## [Work instruction]
Each line of the listing that includes the string "JSON" is to be identified and copied.
#### Data records
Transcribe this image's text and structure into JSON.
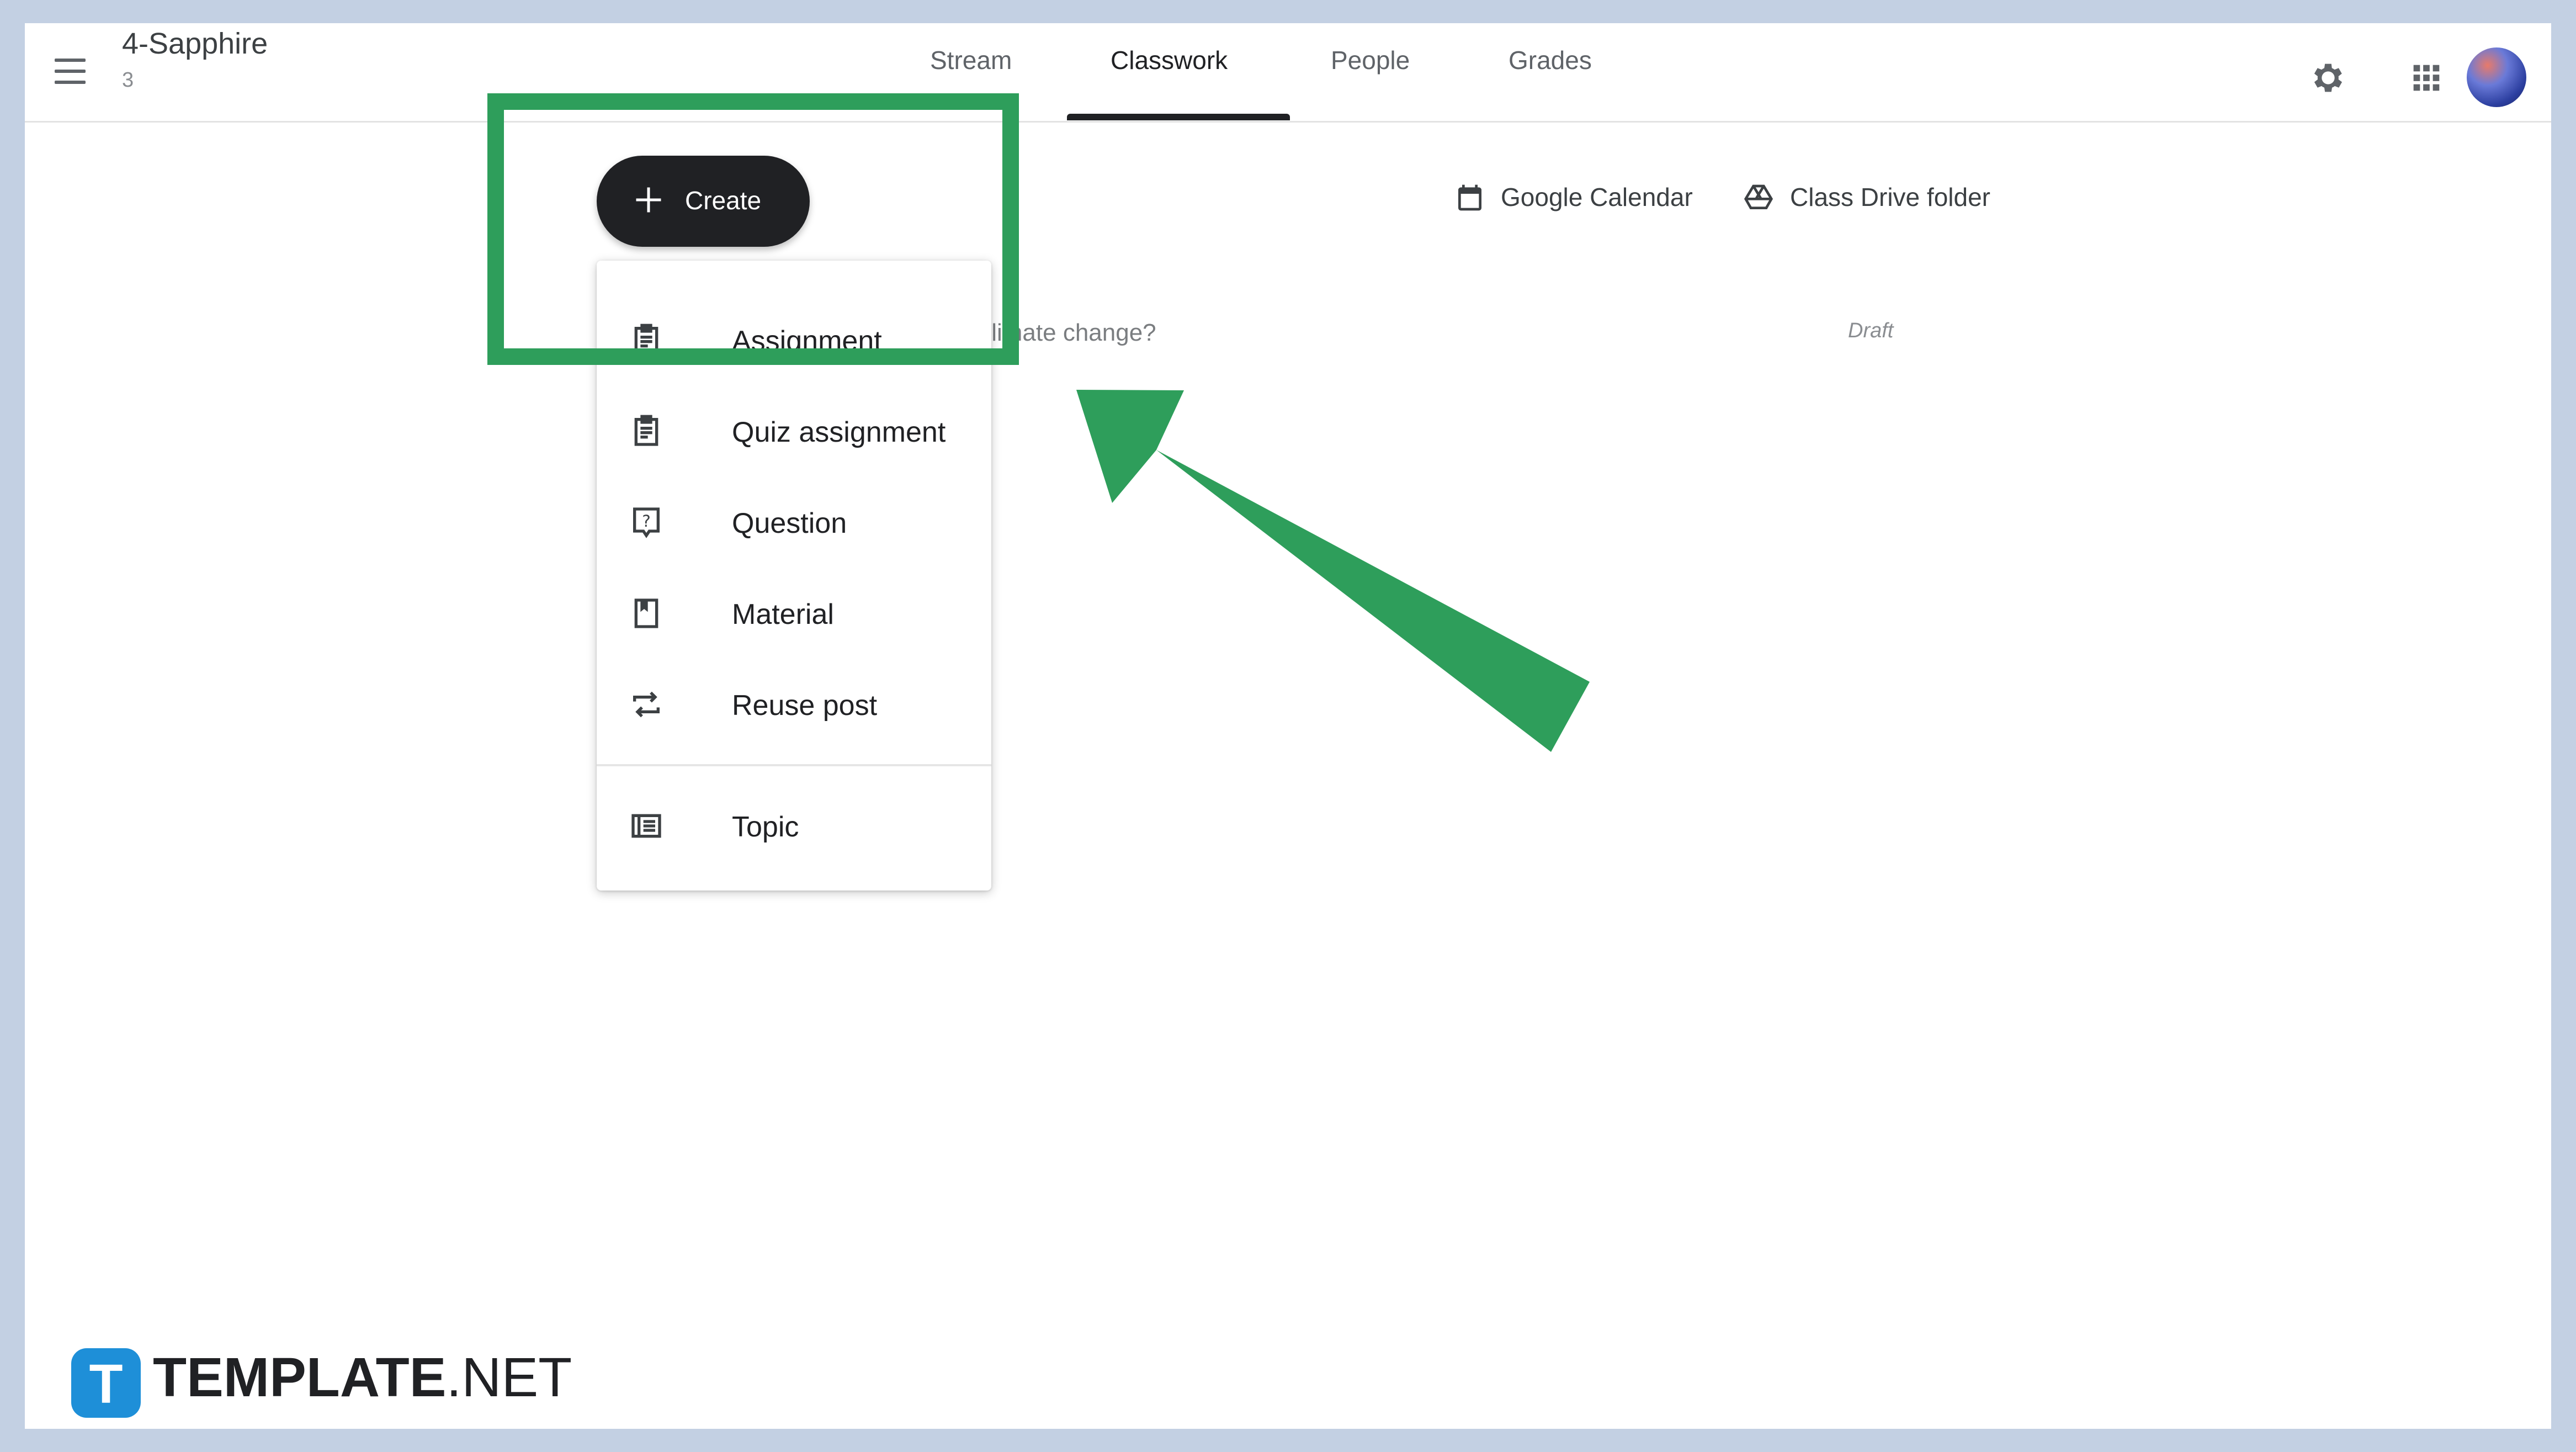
{
  "header": {
    "class_name": "4-Sapphire",
    "section": "3",
    "tabs": [
      {
        "label": "Stream"
      },
      {
        "label": "Classwork"
      },
      {
        "label": "People"
      },
      {
        "label": "Grades"
      }
    ],
    "active_tab": "Classwork",
    "icons": [
      "menu-icon",
      "gear-icon",
      "apps-grid-icon",
      "avatar"
    ]
  },
  "toolbar": {
    "create_label": "Create",
    "calendar_label": "Google Calendar",
    "drive_label": "Class Drive folder"
  },
  "background_item": {
    "title_fragment": "s climate change?",
    "status": "Draft"
  },
  "create_menu": {
    "items": [
      {
        "label": "Assignment",
        "icon": "assignment-icon"
      },
      {
        "label": "Quiz assignment",
        "icon": "quiz-icon"
      },
      {
        "label": "Question",
        "icon": "question-icon"
      },
      {
        "label": "Material",
        "icon": "material-icon"
      },
      {
        "label": "Reuse post",
        "icon": "reuse-icon"
      },
      {
        "label": "Topic",
        "icon": "topic-icon"
      }
    ]
  },
  "watermark": {
    "logo_letter": "T",
    "brand_bold": "TEMPLATE",
    "brand_suffix": ".NET"
  },
  "colors": {
    "highlight": "#2e9e5b",
    "frame": "#c3d0e3",
    "create_button": "#202124",
    "watermark_logo": "#1e8fd8"
  }
}
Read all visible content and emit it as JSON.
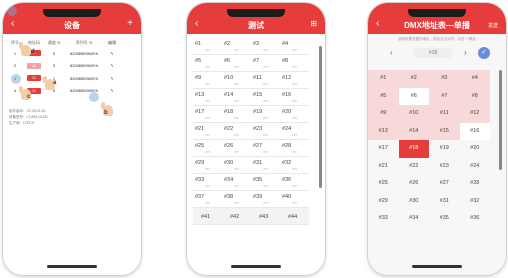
{
  "phone1": {
    "header": {
      "title": "设备",
      "left_icon": "back-icon",
      "right_icon": "+"
    },
    "table_headers": [
      "序号",
      "地址码",
      "通道 ⇅",
      "序列号 ⇅",
      "编辑"
    ],
    "rows": [
      {
        "index": "1",
        "address": "1",
        "channels": "5",
        "serial": "8205BB9960FA",
        "edit": "✎"
      },
      {
        "index": "2",
        "address": "11",
        "channels": "5",
        "serial": "8205BB9960FA",
        "edit": "✎"
      },
      {
        "index": "3",
        "address": "21",
        "channels": "1",
        "serial": "8205BB9960FA",
        "edit": "✎"
      },
      {
        "index": "4",
        "address": "31",
        "channels": "5",
        "serial": "8205BB9960FA",
        "edit": "✎"
      }
    ],
    "info": [
      "软件版本：V2.05.01.00",
      "设备型号：LT-895-OLED",
      "生产商：LTECH"
    ],
    "step_labels": [
      "a",
      "b",
      "c",
      "d"
    ]
  },
  "phone2": {
    "header": {
      "title": "测试",
      "left_icon": "back-icon",
      "right_icon": "grid-icon"
    },
    "cells": [
      [
        "#1",
        "#2",
        "#3",
        "#4"
      ],
      [
        "#5",
        "#6",
        "#7",
        "#8"
      ],
      [
        "#9",
        "#10",
        "#11",
        "#12"
      ],
      [
        "#13",
        "#14",
        "#15",
        "#16"
      ],
      [
        "#17",
        "#18",
        "#19",
        "#20"
      ],
      [
        "#21",
        "#22",
        "#23",
        "#24"
      ],
      [
        "#25",
        "#26",
        "#27",
        "#28"
      ],
      [
        "#29",
        "#30",
        "#31",
        "#32"
      ],
      [
        "#33",
        "#34",
        "#35",
        "#36"
      ],
      [
        "#37",
        "#38",
        "#39",
        "#40"
      ],
      [
        "#41",
        "#42",
        "#43",
        "#44"
      ]
    ],
    "sub_value": "255"
  },
  "phone3": {
    "header": {
      "title": "DMX地址表—单播",
      "left_icon": "back-icon",
      "right_text": "发送"
    },
    "subtitle": "选择所要设置的地址，然后点击对号，点击\"√\"确定",
    "picker": {
      "prev": "‹",
      "value": "#18",
      "next": "›",
      "confirm": "✓"
    },
    "cells": [
      [
        "#1",
        "#2",
        "#3",
        "#4"
      ],
      [
        "#5",
        "#6",
        "#7",
        "#8"
      ],
      [
        "#9",
        "#10",
        "#11",
        "#12"
      ],
      [
        "#13",
        "#14",
        "#15",
        "#16"
      ],
      [
        "#17",
        "#18",
        "#19",
        "#20"
      ],
      [
        "#21",
        "#22",
        "#23",
        "#24"
      ],
      [
        "#25",
        "#26",
        "#27",
        "#28"
      ],
      [
        "#29",
        "#30",
        "#31",
        "#32"
      ],
      [
        "#33",
        "#34",
        "#35",
        "#36"
      ]
    ],
    "colors": {
      "accent": "#e63c3c",
      "highlight": "#f7d9d9",
      "confirm": "#6b8bd8"
    }
  }
}
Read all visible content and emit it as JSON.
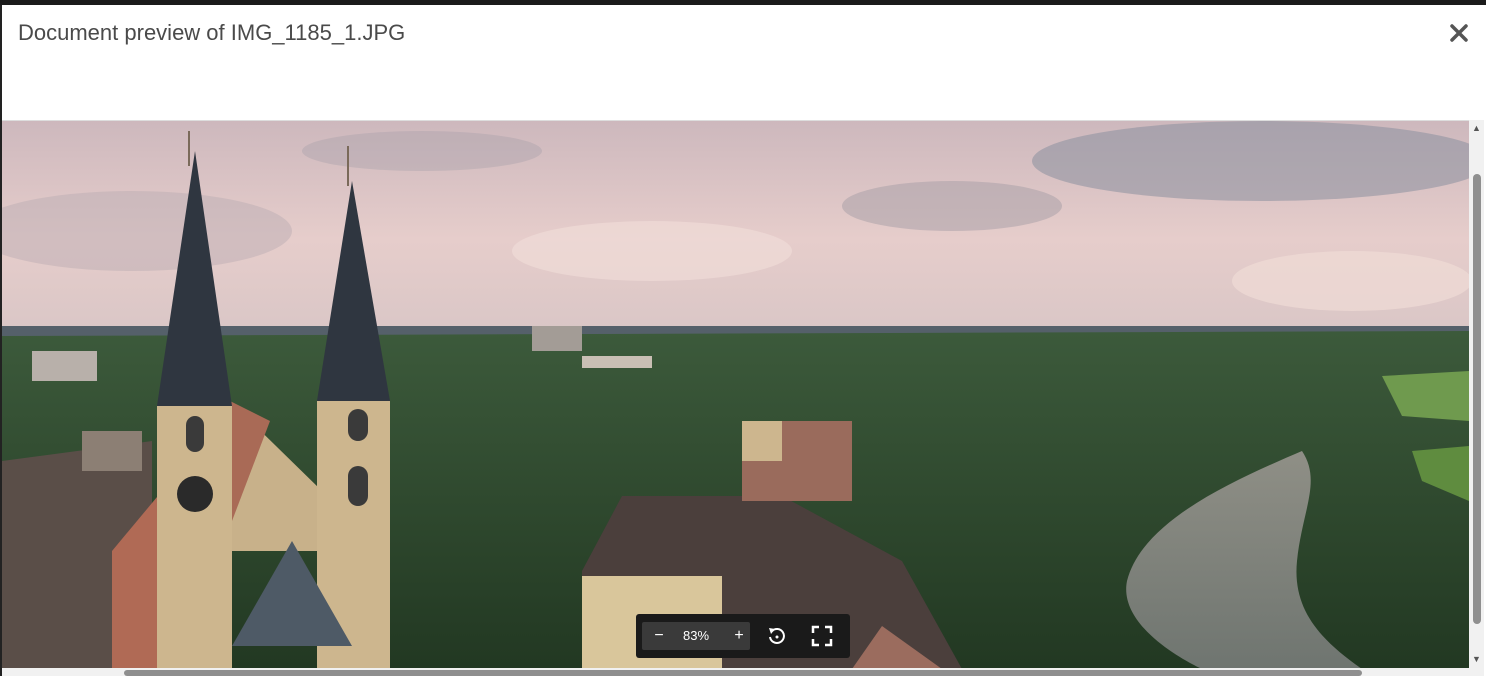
{
  "dialog": {
    "title": "Document preview of IMG_1185_1.JPG",
    "close_icon": "close-icon"
  },
  "viewer": {
    "image_file": "IMG_1185_1.JPG",
    "image_description_icon": "landscape-photo"
  },
  "toolbar": {
    "zoom_out_label": "−",
    "zoom_level": "83%",
    "zoom_in_label": "+",
    "rotate_icon": "rotate-icon",
    "fullscreen_icon": "fullscreen-icon"
  },
  "colors": {
    "toolbar_bg": "#1a1a1a",
    "zoom_group_bg": "#3a3a3a",
    "title_text": "#4a4a4a"
  }
}
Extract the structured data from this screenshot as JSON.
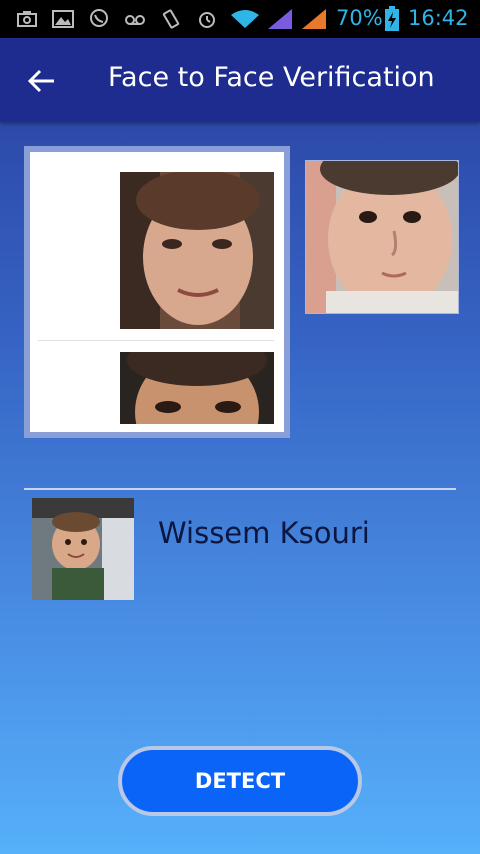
{
  "status_bar": {
    "battery": "70%",
    "time": "16:42",
    "icons": [
      "screenshot-icon",
      "gallery-icon",
      "viber-icon",
      "voicemail-icon",
      "vibrate-icon",
      "alarm-icon",
      "wifi-icon",
      "signal-icon",
      "signal-icon-2",
      "battery-charging-icon"
    ]
  },
  "app_bar": {
    "title": "Face to Face Verification",
    "back_icon": "arrow-left-icon"
  },
  "result": {
    "name": "Wissem Ksouri"
  },
  "detect_button": {
    "label": "DETECT"
  },
  "colors": {
    "app_bar": "#1e2b8f",
    "accent_button": "#0a64f8",
    "status_text": "#30b4e6"
  }
}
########
## [Written answer]
Transcribe this image's text and structure into JSON.
Read all visible content and emit it as JSON.
Read all visible content and emit it as JSON.
Extract the structured data from this screenshot as JSON.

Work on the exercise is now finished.